Described as the ultimate challenge for middle distance runners, a chance to win the Olympic Gold against the world's top athletes in the 400m, 800m and 1500m, this Hill MacGibbon sports simulation is decidedly unusual because it resembles none of the other similar 'Track and Field' type games. The main reason for this is that the display takes a 3D perspective view as you might see in a Road Racer game, that is at ground level, just behind the runners.
The screen shows the red running track marked by the white lines, the green of the surrounding grass and beyond that, the crowded stadium which scrolls along as the runners round the bends at either end, A race starts with the runners taking part at their marks. Once off and going, the action is followed rather as though the player was looking through a camera tracking along immediately behind the runners. You control one runner, the computer controls the others. The similarity to a road racer is heightened in the instructions, which tell you how to 'steer' your runner. On level 1 of play, the runner will always stay centrally in his lane, and you can change lanes by steering him. On level 2 of play you will have to steer him constantly as he will not automatically stay in the lane. A further complication is introduced in as much as the other runners will not try and collide, but as they change lanes for advantage a collision is possible, in which case you may fall over, or be awarded a foul.

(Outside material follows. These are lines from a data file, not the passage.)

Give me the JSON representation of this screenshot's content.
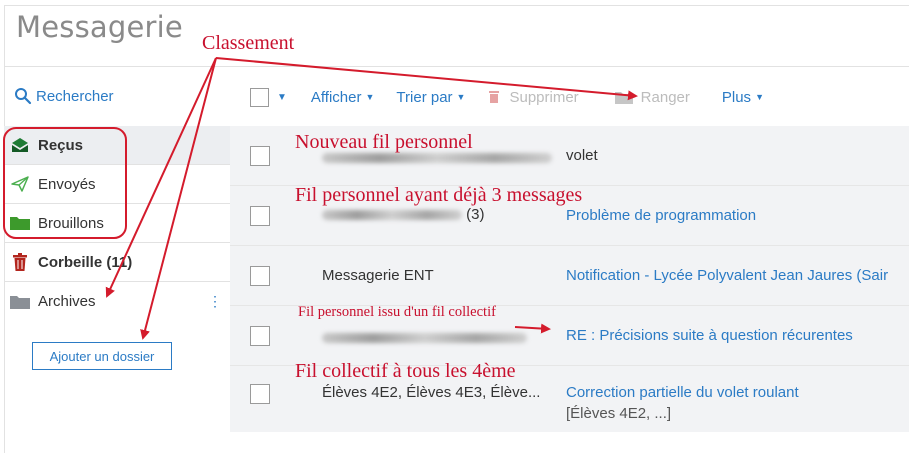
{
  "app": {
    "title": "Messagerie"
  },
  "search": {
    "label": "Rechercher",
    "icon": "search-icon"
  },
  "toolbar": {
    "afficher": "Afficher",
    "trier": "Trier par",
    "supprimer": "Supprimer",
    "ranger": "Ranger",
    "plus": "Plus"
  },
  "sidebar": {
    "items": [
      {
        "label": "Reçus",
        "icon": "inbox-icon"
      },
      {
        "label": "Envoyés",
        "icon": "send-icon"
      },
      {
        "label": "Brouillons",
        "icon": "folder-icon"
      },
      {
        "label": "Corbeille (11)",
        "icon": "trash-icon"
      },
      {
        "label": "Archives",
        "icon": "folder-icon"
      }
    ],
    "add_folder": "Ajouter un dossier"
  },
  "messages": [
    {
      "from": "",
      "subject": "volet"
    },
    {
      "from": "(3)",
      "subject": "Problème de programmation"
    },
    {
      "from": "Messagerie ENT",
      "subject": "Notification - Lycée Polyvalent Jean Jaures (Sair"
    },
    {
      "from": "",
      "subject": "RE : Précisions suite à question récurentes"
    },
    {
      "from": "Élèves 4E2, Élèves 4E3, Élève...",
      "subject": "Correction partielle du volet roulant",
      "subject2": "[Élèves 4E2, ...]"
    }
  ],
  "annotations": {
    "classement": "Classement",
    "nouveau_fil": "Nouveau fil personnel",
    "fil_3": "Fil personnel ayant déjà 3 messages",
    "fil_issu": "Fil personnel issu d'un fil collectif",
    "fil_collectif": "Fil collectif à tous les 4ème"
  },
  "colors": {
    "accent": "#2b7bc5",
    "annotation": "#c8102e",
    "inbox_green": "#1e7b34",
    "trash_red": "#b3261e"
  }
}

There is an element of strategy since a pacemaker may well be in the race, and he should be well watched. Throughout the race the two columns on the right record your runner's pace in metres per second and his energy revel. You will be disqualified for making 2 false starts in the same race, steering off the track, moving out of your lane in the 400m or moving out of your lane before the 700m mark in the 800m.
'Software houses don't seem to want to let us forget the 84 Olympics yet. Here's another athletics type prog. But wait, it's totally different in style to anything else yet seen. It's a 3D running game, with some impressive, almost life-like runners. There are only three events to attempt, all running, but don't let this make you think that there's not much to the game. You must qualify for better competitions, pace your runner and keep him in his lane. I found the steering quite difficult, but there is an option to eliminate this up to a point. Run for Gold is a good simulation, but it could have been a little more addictive (perhaps it would have felt better in the summery?'
'After such a large rush of athletic games and at such a late date, I'm surprised to see another sports game. Late or not this game does qualify as having some of the best animation and large graphics around. Believe me, it's exceptionally detailed in its animation. Not only is there animation, but the animation is in 3D perspective - the first to be done in the sports scene. Of course in comes Catch 22, because the animation is so good and realistic just a few items have been sacrificed, or should l say only one thing has been given. Yes, it's running - there are no other events in this game, just plain old running. This is a pity because with animation like this and a few different events, it would be unbeatable. Another niggle I might add is that because the graphics characters are so large and well animated they move quite slowly. It's a shame that Hill MacGibbon could not have added a few more features to this game which, together with the great graphics would sell the game. Unfortunately, as it stands, and at such a high price, it will not see the light of day for many sports games players.'
'This definitely has to be the most realistic looking running game ever for the Spectrum, and probably for any computer yet. The graphics are huge, beautifully animated, and the background 'effect works very well. The pace at which they move is rather slow however, and gives the impression of watching a slowed down action replay. Unlike all the other 'Track and Field ' type games, Run for Gold does not require the ultimate destruction of either keyboard or joystick, and is much more a game of judgement and skill. It is rather steeply priced, though, which may not appeal to many who would otherwise love it.'
: O/N increase/decrease pace, I/P left/right, Q to startJoystick
: Sinclair 2, KempstonKeyboard play
: quite responsiveUse of colour
: sensible, with few attribute problemsGraphics
: excellent, with very effective 3DSound
: not much, just beeps for footstepsSkill levels
: scrollingGeneral Rating:
An excellent simulation, limited in scope and a bit pricey.
The Olympic running program with a difference. RUN FOR GOLD's unusual 3D graphics are seen to good advantage in this screen shot.